New York State’s Department of Environmental Conservation (DEC) and partner agencies recently announced efforts to re-introduce “bloater” fish, a deepwater cisco, into Lake Ontario offshore of Oswego.
Bloaters feed primarily on invertebrates in water depths from 180 feet to 650 feet. Historically, they were an important food source for native lake trout and burbot.
Bloaters have been absent from Lake Ontario for nearly thirty years. The program, the first of its kind in the Great Lakes, is the culmination of several years of collaborative laboratory, hatchery and field research conducted by federal, state, and provincial agencies. The last known Lake Ontario bloater was collected in 1983.
Re-establishing self-sustaining populations of bloater in Lake Ontario is the focus of a cooperative, international effort between DEC, the Ontario Ministry of Natural Resources (OMNR), the U.S. Fish and Wildlife Service (USFWS), the U.S. Geological Survey (USGS) and the Great Lakes Fishery Commission to restore native fish populations in Lake Ontario.
The re-introduction program is intended to improve food web stability and mitigate negative impacts of invasive species. Biologists stress that long term stocking will be required in order for the program to be successful.
Re-introducing bloaters will provide more food choices for predators, such as lake trout and salmon, and diversify the Lake Ontario fish community.
According to scientists, Lake trout and salmon that feed primarily on alewife can experience reproductive failure due to a vitamin B deficiency. Predators that feed on native species like bloater are less likely to experience reproductive failure.

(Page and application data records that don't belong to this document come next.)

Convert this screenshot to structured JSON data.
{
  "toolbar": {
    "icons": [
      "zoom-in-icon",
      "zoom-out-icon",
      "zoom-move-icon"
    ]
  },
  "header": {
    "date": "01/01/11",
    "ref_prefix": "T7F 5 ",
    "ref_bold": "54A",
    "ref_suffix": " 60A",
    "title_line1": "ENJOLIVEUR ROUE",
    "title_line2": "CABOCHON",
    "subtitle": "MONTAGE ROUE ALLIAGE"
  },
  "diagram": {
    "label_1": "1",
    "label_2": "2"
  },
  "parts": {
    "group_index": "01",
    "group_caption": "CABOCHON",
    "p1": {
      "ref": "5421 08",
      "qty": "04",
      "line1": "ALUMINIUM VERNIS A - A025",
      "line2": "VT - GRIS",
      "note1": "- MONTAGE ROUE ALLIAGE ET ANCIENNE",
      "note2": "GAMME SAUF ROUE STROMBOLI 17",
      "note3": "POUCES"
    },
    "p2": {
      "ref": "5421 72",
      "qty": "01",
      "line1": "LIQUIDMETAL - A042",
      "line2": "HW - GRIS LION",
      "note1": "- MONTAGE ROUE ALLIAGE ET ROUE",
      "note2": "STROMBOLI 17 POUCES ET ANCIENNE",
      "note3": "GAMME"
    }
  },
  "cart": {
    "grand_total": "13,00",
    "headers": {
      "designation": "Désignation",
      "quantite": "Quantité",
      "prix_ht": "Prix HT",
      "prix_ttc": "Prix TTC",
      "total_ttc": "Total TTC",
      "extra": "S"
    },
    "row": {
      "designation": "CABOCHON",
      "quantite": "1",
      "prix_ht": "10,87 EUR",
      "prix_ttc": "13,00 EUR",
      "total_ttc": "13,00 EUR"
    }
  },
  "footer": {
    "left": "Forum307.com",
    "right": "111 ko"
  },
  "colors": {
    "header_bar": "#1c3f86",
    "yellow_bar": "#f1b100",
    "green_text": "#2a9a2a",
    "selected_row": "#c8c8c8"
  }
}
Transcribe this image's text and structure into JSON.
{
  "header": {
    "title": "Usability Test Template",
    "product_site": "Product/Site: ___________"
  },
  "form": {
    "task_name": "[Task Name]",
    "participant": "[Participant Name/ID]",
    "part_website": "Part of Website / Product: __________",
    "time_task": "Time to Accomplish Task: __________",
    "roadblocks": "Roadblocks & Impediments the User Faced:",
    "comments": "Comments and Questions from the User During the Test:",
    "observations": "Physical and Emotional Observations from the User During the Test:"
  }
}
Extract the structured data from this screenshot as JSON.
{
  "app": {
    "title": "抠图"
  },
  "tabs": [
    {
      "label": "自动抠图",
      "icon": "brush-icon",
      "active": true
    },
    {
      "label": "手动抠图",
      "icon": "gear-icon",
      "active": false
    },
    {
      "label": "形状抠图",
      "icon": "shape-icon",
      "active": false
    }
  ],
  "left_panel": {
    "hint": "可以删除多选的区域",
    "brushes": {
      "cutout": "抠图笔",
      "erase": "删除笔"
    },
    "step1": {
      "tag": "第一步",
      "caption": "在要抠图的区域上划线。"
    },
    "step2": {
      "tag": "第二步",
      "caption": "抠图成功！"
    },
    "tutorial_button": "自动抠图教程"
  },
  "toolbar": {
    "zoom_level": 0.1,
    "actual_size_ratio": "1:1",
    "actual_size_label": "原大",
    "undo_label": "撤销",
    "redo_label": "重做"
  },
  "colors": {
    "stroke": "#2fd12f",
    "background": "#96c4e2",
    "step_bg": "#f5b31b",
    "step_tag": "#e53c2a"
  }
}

source: New York State Department of Environmental Conservation